But for me, the real treat is the next day. My favorite "Indian" dish is "chicken tikka masala". My understanding is that this is kind-of-sort-of based on a real Indian dish known as "butter chicken." But at this point, it has become so bastardized that you really can't tell where one ends and the other begins. For me, no matter, the combination of Indian spices with a heavy cream sauce is hard to pass up. My version always starts with "tandorri chicken" that I have offset smoked on the grill. For the sauce, I use a combination of standard Indian spices "garam masala" plus lots of cumin and corriander seed. I also add any extra yougurt marginade that I used for the chicken. I heat this up in a pan with heavy cream, and cook on low heat until it has obviously become a sauce. The chicken I large dice and re-heat in the sauce. Garnish can be cillantro, cashews, both, or neither.

The reality for me is that this 2nd day dish turns out to be much better than I get at the majority of Indian places. The reason is that I'm using a slow-ish smoked chicken, which adds amazing flavors to the dish. I suspect that in India, likewise chicken tends to be cooked over wood or charcoal fired ovens, whereas here in the states the vast majority of places use gas. I don't blame my $7.95 all-you-can-eat buffet friends, mind you. I'm just saying that when I have the time to make it myself, it is one heck of a treat.

To offset the heavy cream of this dish, I also used up some cubed lamb I had in the freezer in a run towards "lamb vindaloo." Again, I'm not even close to the real thing, which has much more heat, and much more mustard components. I used the recipe you'll find first if you hit Google (ie, Google for "lamb vindaloo" and pick any of the top 20 links). It turns out to be from Esquire (1986-ish) and is an acceptable start. I didn't have any tamarinde in the house, so I swapped out some tomato paste and apricot jam.

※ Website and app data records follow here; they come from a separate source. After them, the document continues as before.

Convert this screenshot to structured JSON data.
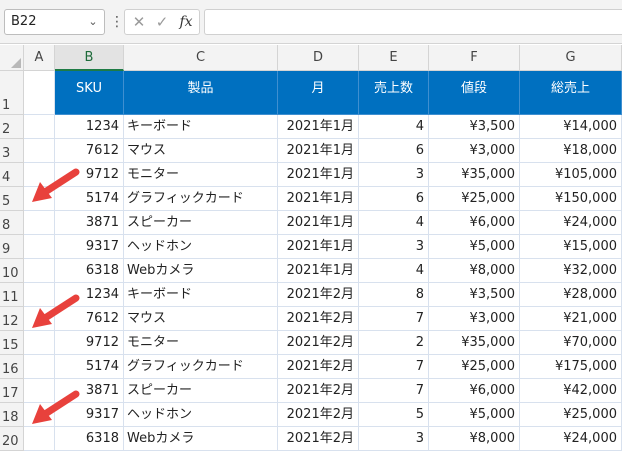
{
  "formula_bar": {
    "name_box": "B22",
    "formula": ""
  },
  "columns": [
    "A",
    "B",
    "C",
    "D",
    "E",
    "F",
    "G"
  ],
  "selected_column": "B",
  "header_row": {
    "row_number": "1",
    "cells": [
      "SKU",
      "製品",
      "月",
      "売上数",
      "値段",
      "総売上"
    ]
  },
  "rows": [
    {
      "n": "2",
      "sku": "1234",
      "product": "キーボード",
      "month": "2021年1月",
      "qty": "4",
      "price": "¥3,500",
      "total": "¥14,000"
    },
    {
      "n": "3",
      "sku": "7612",
      "product": "マウス",
      "month": "2021年1月",
      "qty": "6",
      "price": "¥3,000",
      "total": "¥18,000"
    },
    {
      "n": "4",
      "sku": "9712",
      "product": "モニター",
      "month": "2021年1月",
      "qty": "3",
      "price": "¥35,000",
      "total": "¥105,000"
    },
    {
      "n": "5",
      "sku": "5174",
      "product": "グラフィックカード",
      "month": "2021年1月",
      "qty": "6",
      "price": "¥25,000",
      "total": "¥150,000"
    },
    {
      "n": "8",
      "sku": "3871",
      "product": "スピーカー",
      "month": "2021年1月",
      "qty": "4",
      "price": "¥6,000",
      "total": "¥24,000"
    },
    {
      "n": "9",
      "sku": "9317",
      "product": "ヘッドホン",
      "month": "2021年1月",
      "qty": "3",
      "price": "¥5,000",
      "total": "¥15,000"
    },
    {
      "n": "10",
      "sku": "6318",
      "product": "Webカメラ",
      "month": "2021年1月",
      "qty": "4",
      "price": "¥8,000",
      "total": "¥32,000"
    },
    {
      "n": "11",
      "sku": "1234",
      "product": "キーボード",
      "month": "2021年2月",
      "qty": "8",
      "price": "¥3,500",
      "total": "¥28,000"
    },
    {
      "n": "12",
      "sku": "7612",
      "product": "マウス",
      "month": "2021年2月",
      "qty": "7",
      "price": "¥3,000",
      "total": "¥21,000"
    },
    {
      "n": "15",
      "sku": "9712",
      "product": "モニター",
      "month": "2021年2月",
      "qty": "2",
      "price": "¥35,000",
      "total": "¥70,000"
    },
    {
      "n": "16",
      "sku": "5174",
      "product": "グラフィックカード",
      "month": "2021年2月",
      "qty": "7",
      "price": "¥25,000",
      "total": "¥175,000"
    },
    {
      "n": "17",
      "sku": "3871",
      "product": "スピーカー",
      "month": "2021年2月",
      "qty": "7",
      "price": "¥6,000",
      "total": "¥42,000"
    },
    {
      "n": "18",
      "sku": "9317",
      "product": "ヘッドホン",
      "month": "2021年2月",
      "qty": "5",
      "price": "¥5,000",
      "total": "¥25,000"
    },
    {
      "n": "20",
      "sku": "6318",
      "product": "Webカメラ",
      "month": "2021年2月",
      "qty": "3",
      "price": "¥8,000",
      "total": "¥24,000"
    }
  ],
  "colors": {
    "header_fill": "#0070c0",
    "arrow": "#e8413c",
    "selected_column_accent": "#1e7b45"
  },
  "icons": {
    "cancel": "close-icon",
    "confirm": "check-icon",
    "function": "fx-icon",
    "namebox_dropdown": "chevron-down-icon",
    "more": "vertical-dots-icon"
  }
}
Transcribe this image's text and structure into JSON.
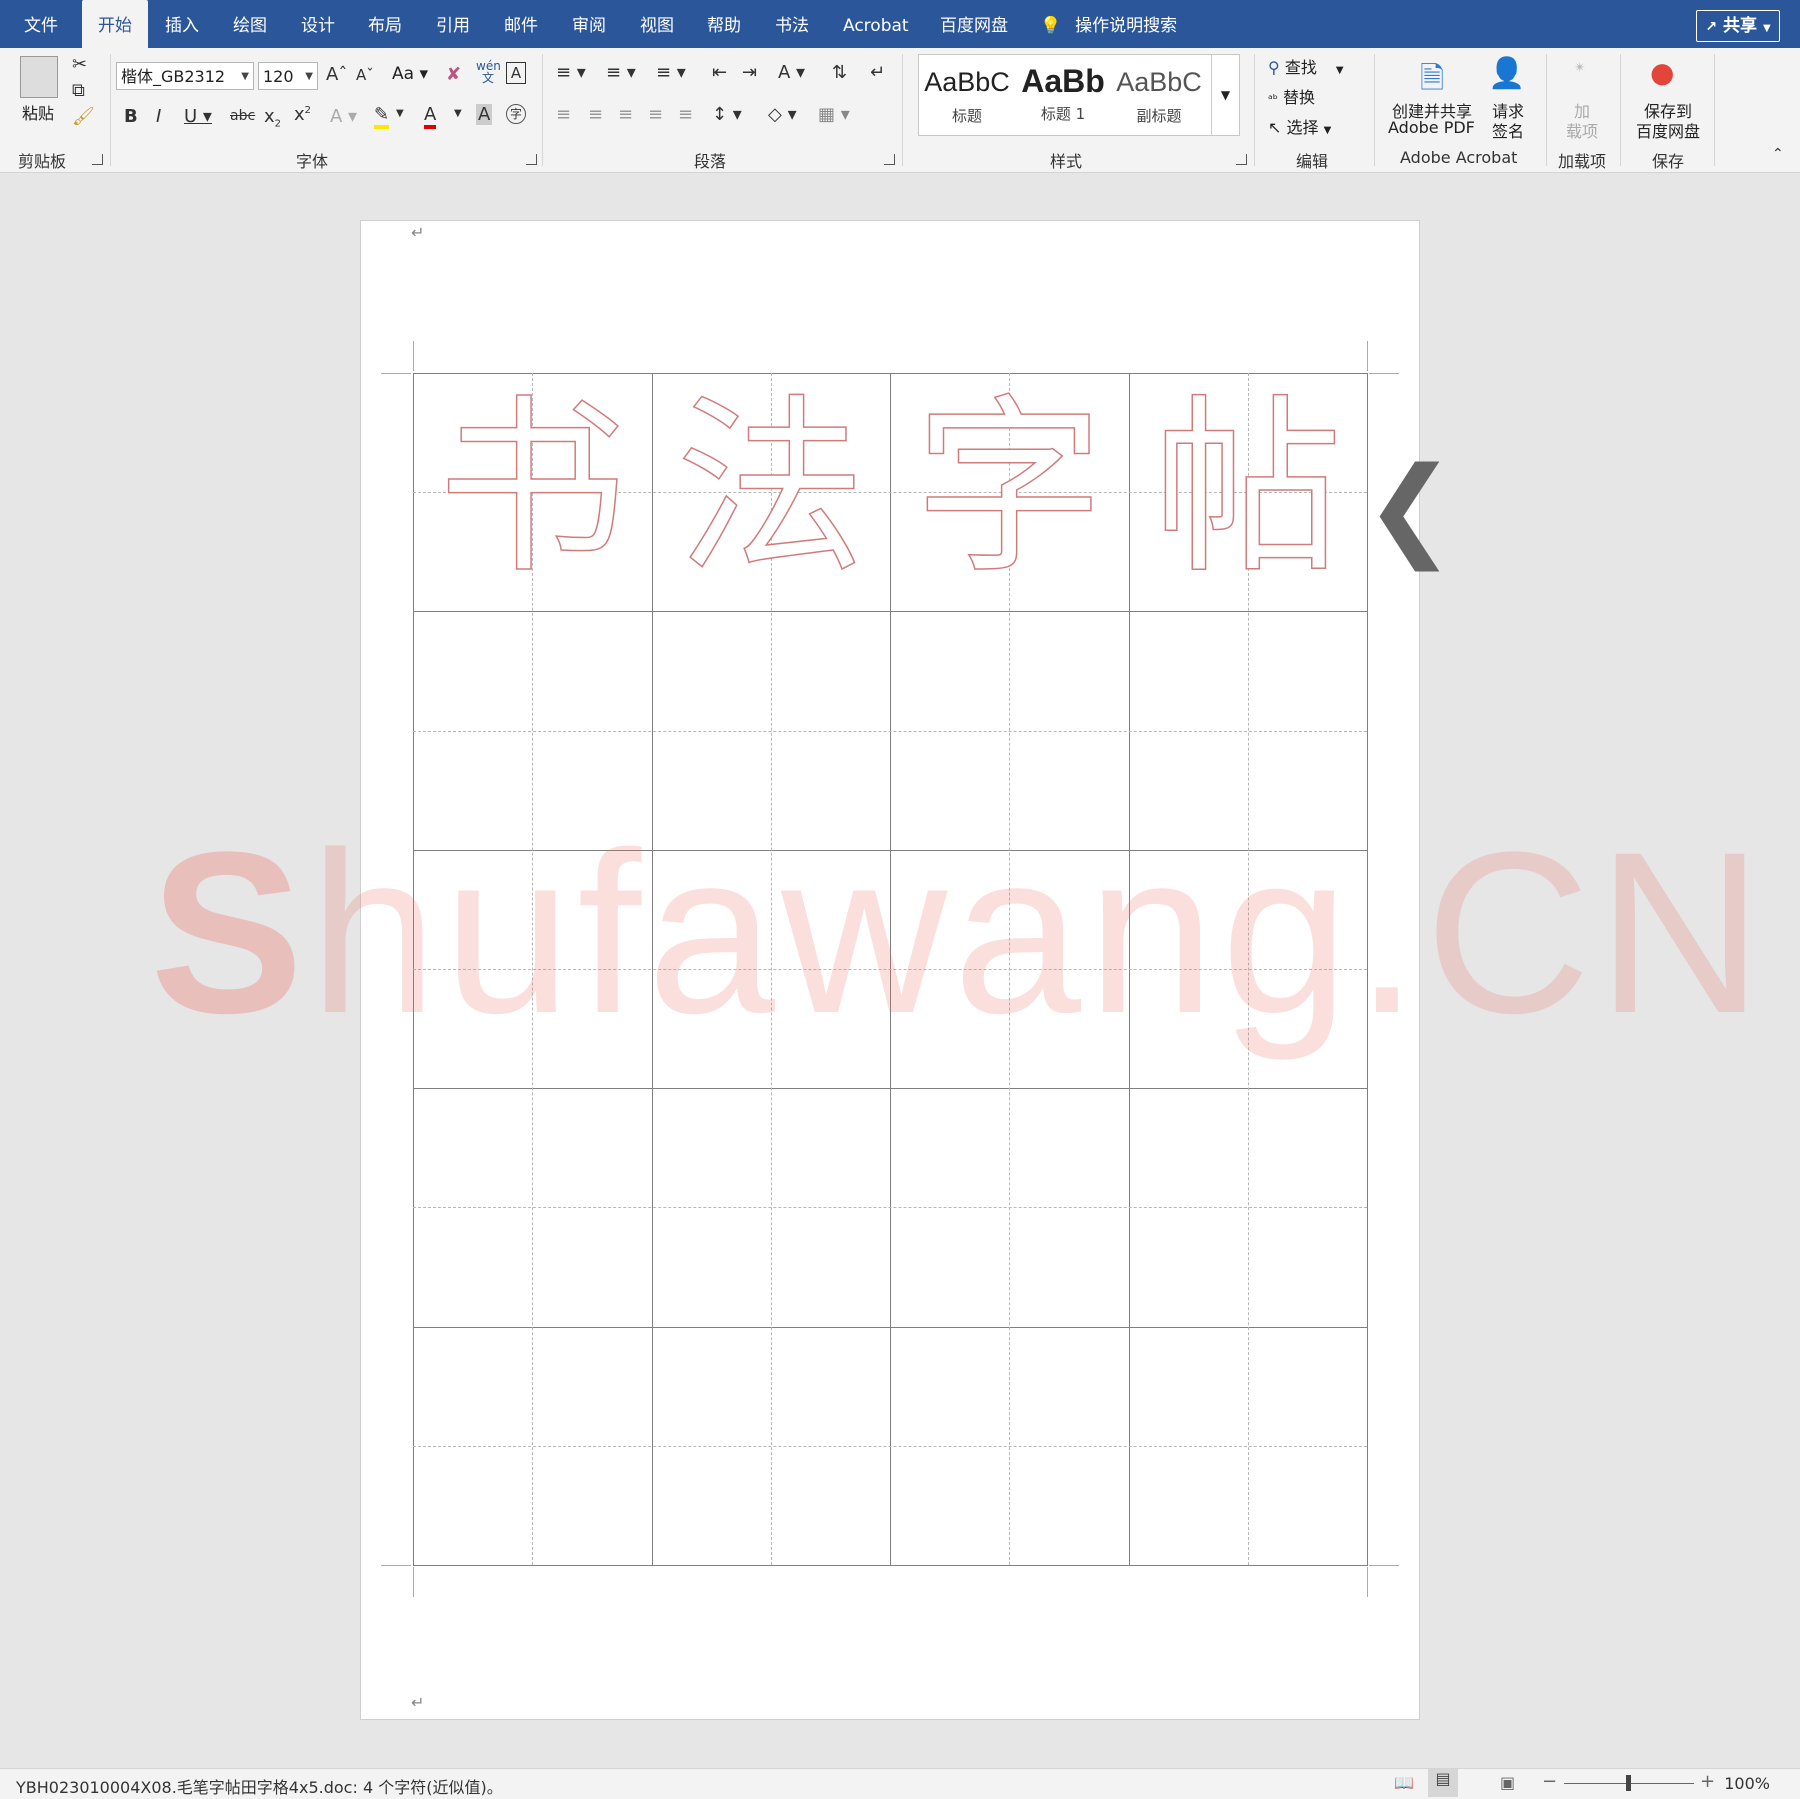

The Esquire recipe also omits potatoes (which I require in a vindallo so I added one large, diced medium, and added it 30 minutes before serving) and underestimates the cooking time for the lamb (they say 30 minutes, 1:30 is more reasonable). So, I braised the lamb for an hour, and then added diced potatoes and cooked for another 30 minutes.

The only interesting thing about this version is that it points out a basic concept for vindaloo. You slow cook onions, garlic, and ginger together to form the start of the sauce. Spanish and Mexican cooks might notice this as similar to a "sofrito" (sp?), which is a common basis for dishes from that background. It just goes to show you that nothing is new under the sun -- just about ever culture has at one time or another employeed every method.

Anyway, with a quick cookup of some basmatti rice, it was a heck of a good quick, but not really authentic, Indian meal. Let the hate-email start!

Posted by dowdy at January 3, 2004 02:17 PM